→ **ACTIVITY**
Among these entries, how many lines contain "desc"? Say the number and nothing else.
+++ DATA FOR REVIEW +++
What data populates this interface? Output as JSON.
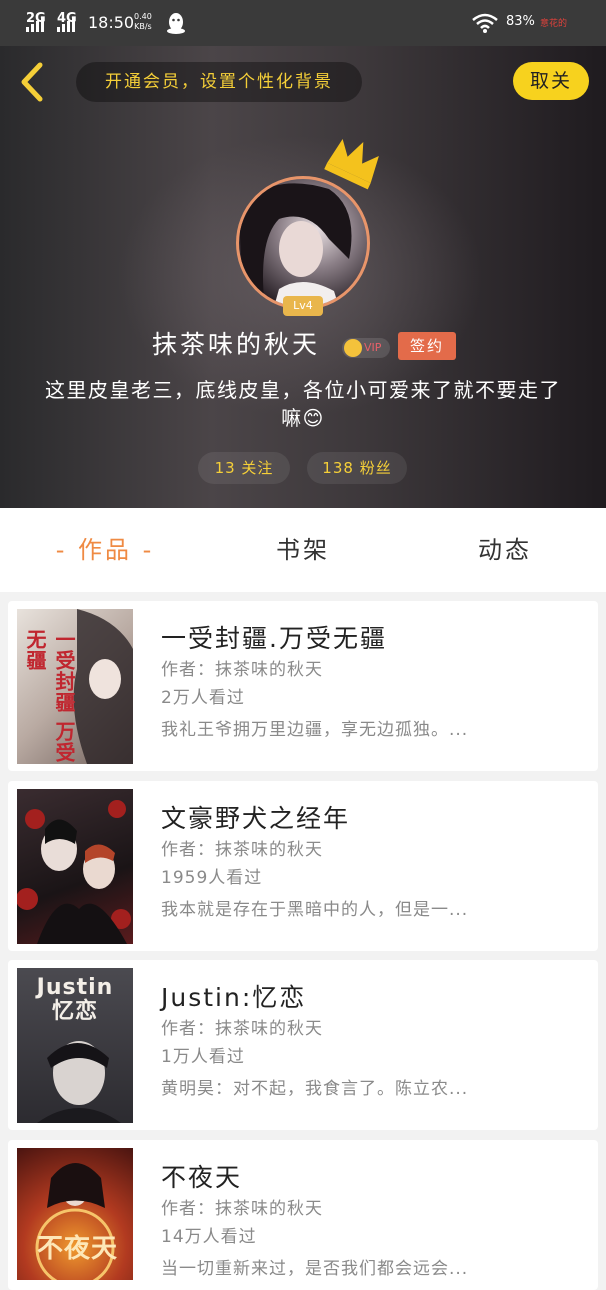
{
  "status_bar": {
    "network_1": "2G",
    "network_2": "4G",
    "time": "18:50",
    "speed_value": "0.40",
    "speed_unit": "KB/s",
    "battery": "83%",
    "carrier": "意花的"
  },
  "header": {
    "back_icon": "chevron-left-icon",
    "member_banner": "开通会员，设置个性化背景",
    "unfollow_button": "取关",
    "level": "Lv4",
    "nickname": "抹茶味的秋天",
    "vip_label": "VIP",
    "sign_label": "签约",
    "bio_line1": "这里皮皇老三，底线皮皇，各位小可爱来了就不要走了",
    "bio_line2": "嘛😊",
    "following": "13 关注",
    "fans": "138 粉丝"
  },
  "tabs": [
    {
      "label": "- 作品 -",
      "active": true
    },
    {
      "label": "书架",
      "active": false
    },
    {
      "label": "动态",
      "active": false
    }
  ],
  "works": [
    {
      "title": "一受封疆.万受无疆",
      "author": "作者：抹茶味的秋天",
      "views": "2万人看过",
      "desc": "我礼王爷拥万里边疆，享无边孤独。...",
      "cover_text": "一受封疆 万受无疆",
      "cover_color": "#d8cfc7"
    },
    {
      "title": "文豪野犬之经年",
      "author": "作者：抹茶味的秋天",
      "views": "1959人看过",
      "desc": "我本就是存在于黑暗中的人，但是一...",
      "cover_text": "",
      "cover_color": "#2a2226"
    },
    {
      "title": "Justin:忆恋",
      "author": "作者：抹茶味的秋天",
      "views": "1万人看过",
      "desc": "黄明昊：对不起，我食言了。陈立农...",
      "cover_text": "Justin 忆恋",
      "cover_color": "#3c3b40"
    },
    {
      "title": "不夜天",
      "author": "作者：抹茶味的秋天",
      "views": "14万人看过",
      "desc": "当一切重新来过，是否我们都会远会...",
      "cover_text": "不夜天",
      "cover_color": "#7a2a24"
    }
  ],
  "colors": {
    "accent_yellow": "#f5cf38",
    "tab_active": "#ef8a43",
    "sign_badge": "#e36b4a"
  }
}
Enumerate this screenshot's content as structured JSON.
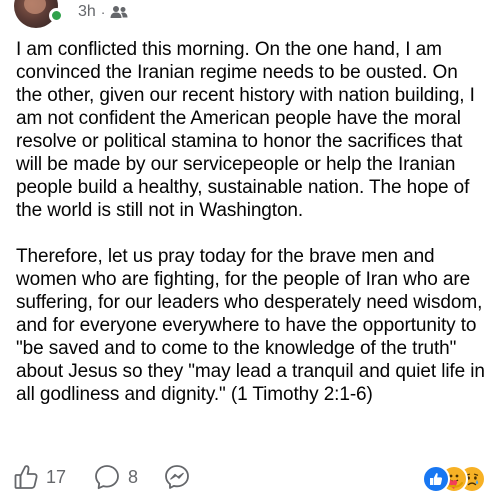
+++
→ **TASK OUTPUT**
4